Field Notes: Working for Free, Entry Level Edition

Through alumni events and participation in industry groups, I’m talking with lots of entry-level people, and gaining a different perspective on their experience in the workforce.    This is the first of a few brief posts with some of my observations.

So, let’s talk about the full-on Millenial.   The one with helicopter parents? Who’s too skilled to take the meeting minutes?

She’s real.  And she’s rare — at least in the NYC tech community.  (Though I have seen her elsewhere.)

Instead, I’ve seen more people so driven and mission-focused that they’re willing to work for free.

There are some egregious cases.  I’ve talked with people working diligently in enterprises that are cutting salaries.  Others who would love to recover the salary they earned after their boss stopped paying them.

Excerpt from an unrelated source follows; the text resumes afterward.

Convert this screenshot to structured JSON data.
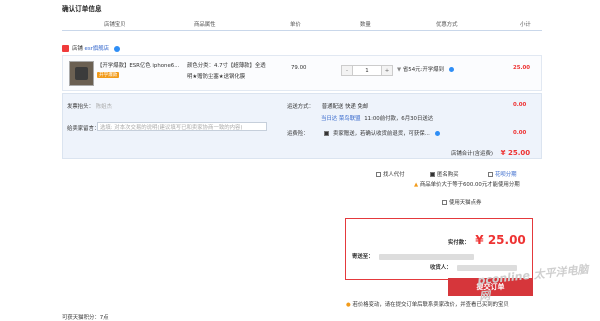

When a company stops paying you, or keeps cutting salaries, things probably won’t get better.  (Can you say “death spiral?”)   It’s time to find another job.

I’m all kinds of disturbed about internships.  Interns are not people who supply for-profit businesses with capital, in the form of their time.  They’re not free labor.

A true internship is a structured learning experience.  Under the law, the internship is supposed to benefit the intern, and not necessarily the company.

Leaders:  Be mindful when creating internships.   Pay minimum wage or more.   Have a set of learning objectives for the intern, and make sure they’re met.

Don’t take it from me!  Talk to your attorney about doing it right: when you get it wrong, there can be consequences.

Employees:  Working for free is an investment of time and heart.  In for-profit enterprises, it rarely makes sense for anyone but company owners.

Yes, there are exceptions.  They usually involve an existing relationship with someone you know well, and have a reason to trust.

In startups, people who work for free have a title.

It’s not Intern.  It’s Founder.

binocular view by joelk75 used under Creative Commons License.